Data provided:
◇ ◇ ◇
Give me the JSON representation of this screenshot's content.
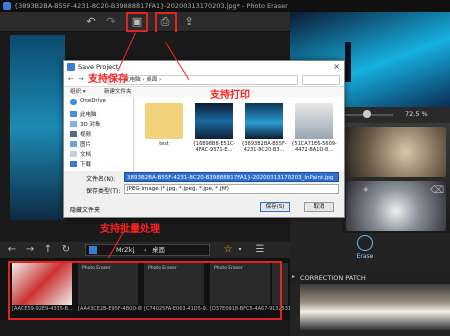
{
  "window": {
    "title": "{3893B2BA-B55F-4231-8C20-B39888817FA1}-20200313170203.jpg* - Photo Eraser"
  },
  "toolbar": {
    "icons": [
      "undo-icon",
      "redo-icon",
      "save-icon",
      "print-icon",
      "share-icon"
    ]
  },
  "zoom": {
    "value": "72.5 %",
    "fraction": 0.725
  },
  "right_panel": {
    "erase_label": "Erase",
    "correction_label": "CORRECTION PATCH"
  },
  "nav": {
    "path_user": "MrZkj",
    "path_sep": "›",
    "path_folder": "桌面"
  },
  "filmstrip": {
    "items": [
      {
        "caption": "[AACE59-92E9-4335-B..."
      },
      {
        "caption": "[AA43CE2B-E95F-4B0D-8F..."
      },
      {
        "caption": "[C74025FA-E063-41D5-9..."
      },
      {
        "caption": "[D37E0918-BFC5-4A67-9..."
      },
      {
        "caption": "132531..."
      }
    ],
    "thumb_label": "Photo Eraser"
  },
  "dialog": {
    "title": "Save Project",
    "close": "×",
    "breadcrumb": "« 此电脑 › 桌面 ›",
    "organize": "组织 ▾",
    "new_folder": "新建文件夹",
    "sidebar": [
      {
        "label": "OneDrive",
        "icon": "cloud-icon"
      },
      {
        "label": "此电脑",
        "icon": "computer-icon"
      },
      {
        "label": "3D 对象",
        "icon": "cube-icon"
      },
      {
        "label": "视频",
        "icon": "video-icon"
      },
      {
        "label": "图片",
        "icon": "picture-icon"
      },
      {
        "label": "文档",
        "icon": "document-icon"
      },
      {
        "label": "下载",
        "icon": "download-icon"
      }
    ],
    "files": [
      {
        "name": "test"
      },
      {
        "name": "{16B98B8-E51C-4FAC-9371-E..."
      },
      {
        "name": "{3893B2BA-B55F-4231-8C20-B3..."
      },
      {
        "name": "{51CA71E6-5609-4472-BA1D-8..."
      }
    ],
    "filename_label": "文件名(N):",
    "filename_value": "3893B2BA-B55F-4231-8C20-B39888817FA1}-20200313170203_InPaint.jpg",
    "filetype_label": "保存类型(T):",
    "filetype_value": "JPEG Image (*.jpg, *.jpeg, *.jpe, *.jfif)",
    "hide_folders": "隐藏文件夹",
    "save_button": "保存(S)",
    "cancel_button": "取消"
  },
  "annotations": {
    "save": "支持保存",
    "print": "支持打印",
    "batch": "支持批量处理"
  },
  "colors": {
    "annotation_red": "#e0241f",
    "selection_blue": "#2f6fd0",
    "app_background": "#1c1c1c"
  }
}
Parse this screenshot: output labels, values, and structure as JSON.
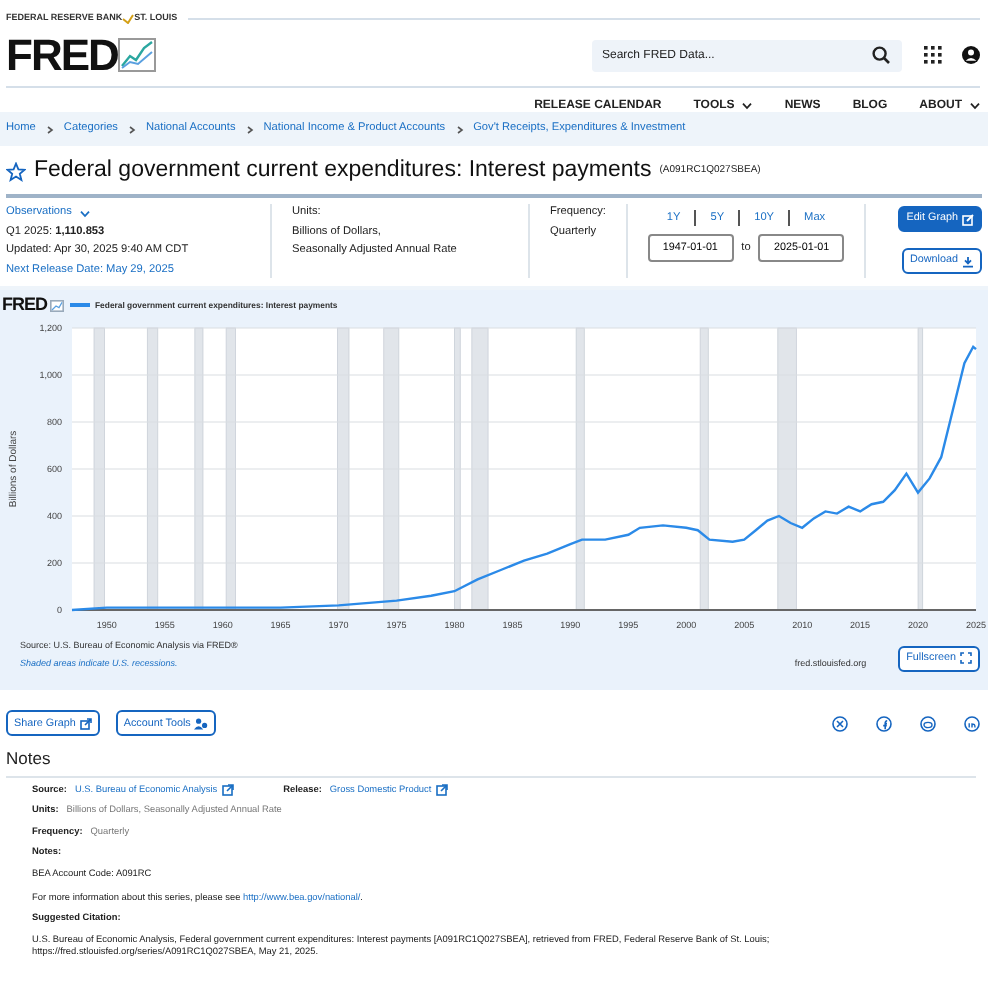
{
  "header": {
    "bank_left": "FEDERAL RESERVE BANK",
    "bank_right": "ST. LOUIS",
    "logo": "FRED",
    "search": {
      "placeholder": "Search FRED Data..."
    },
    "nav": [
      {
        "label": "RELEASE CALENDAR",
        "dropdown": false
      },
      {
        "label": "TOOLS",
        "dropdown": true
      },
      {
        "label": "NEWS",
        "dropdown": false
      },
      {
        "label": "BLOG",
        "dropdown": false
      },
      {
        "label": "ABOUT",
        "dropdown": true
      }
    ]
  },
  "breadcrumbs": [
    "Home",
    "Categories",
    "National Accounts",
    "National Income & Product Accounts",
    "Gov't Receipts, Expenditures & Investment"
  ],
  "series": {
    "title": "Federal government current expenditures: Interest payments",
    "id": "(A091RC1Q027SBEA)",
    "favorite": false
  },
  "observations": {
    "label": "Observations",
    "latest_label": "Q1 2025:",
    "latest_value": "1,110.853",
    "updated": "Updated: Apr 30, 2025 9:40 AM CDT",
    "next_release": "Next Release Date: May 29, 2025"
  },
  "units": {
    "label": "Units:",
    "lines": [
      "Billions of Dollars,",
      "Seasonally Adjusted Annual Rate"
    ]
  },
  "frequency": {
    "label": "Frequency:",
    "value": "Quarterly"
  },
  "ranges": [
    "1Y",
    "5Y",
    "10Y",
    "Max"
  ],
  "date_range": {
    "from": "1947-01-01",
    "separator": "to",
    "to": "2025-01-01"
  },
  "actions": [
    {
      "label": "Edit Graph",
      "kind": "primary"
    },
    {
      "label": "Download",
      "kind": "outline"
    }
  ],
  "graph": {
    "logo": "FRED",
    "chart_data": {
      "type": "line",
      "ylabel": "Billions of Dollars",
      "xlim": [
        1947,
        2025
      ],
      "ylim": [
        0,
        1200
      ],
      "xticks": [
        1950,
        1955,
        1960,
        1965,
        1970,
        1975,
        1980,
        1985,
        1990,
        1995,
        2000,
        2005,
        2010,
        2015,
        2020,
        2025
      ],
      "yticks": [
        {
          "value": 0,
          "label": "0"
        },
        {
          "value": 200,
          "label": "200"
        },
        {
          "value": 400,
          "label": "400"
        },
        {
          "value": 600,
          "label": "600"
        },
        {
          "value": 800,
          "label": "800"
        },
        {
          "value": 1000,
          "label": "1,000"
        },
        {
          "value": 1200,
          "label": "1,200"
        }
      ],
      "x": [
        1947,
        1950,
        1955,
        1960,
        1965,
        1970,
        1975,
        1978,
        1980,
        1982,
        1984,
        1986,
        1988,
        1990,
        1991,
        1993,
        1995,
        1996,
        1998,
        2000,
        2001,
        2002,
        2004,
        2005,
        2006,
        2007,
        2008,
        2009,
        2010,
        2011,
        2012,
        2013,
        2014,
        2015,
        2016,
        2017,
        2018,
        2019,
        2020,
        2021,
        2022,
        2023,
        2024,
        2024.75,
        2025
      ],
      "grid": true,
      "series": [
        {
          "name": "Federal government current expenditures: Interest payments",
          "color": "#2b8ae8",
          "values": [
            0,
            10,
            10,
            10,
            10,
            20,
            40,
            60,
            80,
            130,
            170,
            210,
            240,
            280,
            300,
            300,
            320,
            350,
            360,
            350,
            340,
            300,
            290,
            300,
            340,
            380,
            400,
            370,
            350,
            390,
            420,
            410,
            440,
            420,
            450,
            460,
            510,
            580,
            500,
            560,
            650,
            850,
            1050,
            1120,
            1110
          ]
        }
      ]
    },
    "source": "Source: U.S. Bureau of Economic Analysis via FRED®",
    "shading_note": "Shaded areas indicate U.S. recessions.",
    "site": "fred.stlouisfed.org",
    "fullscreen": "Fullscreen"
  },
  "tools": [
    "Share Graph",
    "Account Tools"
  ],
  "notes": {
    "heading": "Notes",
    "source_label": "Source:",
    "source_link": "U.S. Bureau of Economic Analysis",
    "release_label": "Release:",
    "release_link": "Gross Domestic Product",
    "units_label": "Units:",
    "units_value": "Billions of Dollars, Seasonally Adjusted Annual Rate",
    "frequency_label": "Frequency:",
    "frequency_value": "Quarterly",
    "notes_label": "Notes:",
    "account_code": "BEA Account Code: A091RC",
    "more_before": "For more information about this series, please see ",
    "more_link": "http://www.bea.gov/national/",
    "more_after": ".",
    "citation_label": "Suggested Citation:",
    "citation": "U.S. Bureau of Economic Analysis, Federal government current expenditures: Interest payments [A091RC1Q027SBEA], retrieved from FRED, Federal Reserve Bank of St. Louis; https://fred.stlouisfed.org/series/A091RC1Q027SBEA, May 21, 2025."
  }
}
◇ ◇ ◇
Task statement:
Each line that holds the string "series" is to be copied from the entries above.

Response to the task:
  "series": {
      "series": [
    "more_before": "For more information about this series, please see ",
    "citation": "U.S. Bureau of Economic Analysis, Federal government current expenditures: Interest payments [A091RC1Q027SBEA], retrieved from FRED, Federal Reserve Bank of St. Louis; https://fred.stlouisfed.org/series/A091RC1Q027SBEA, May 21, 2025."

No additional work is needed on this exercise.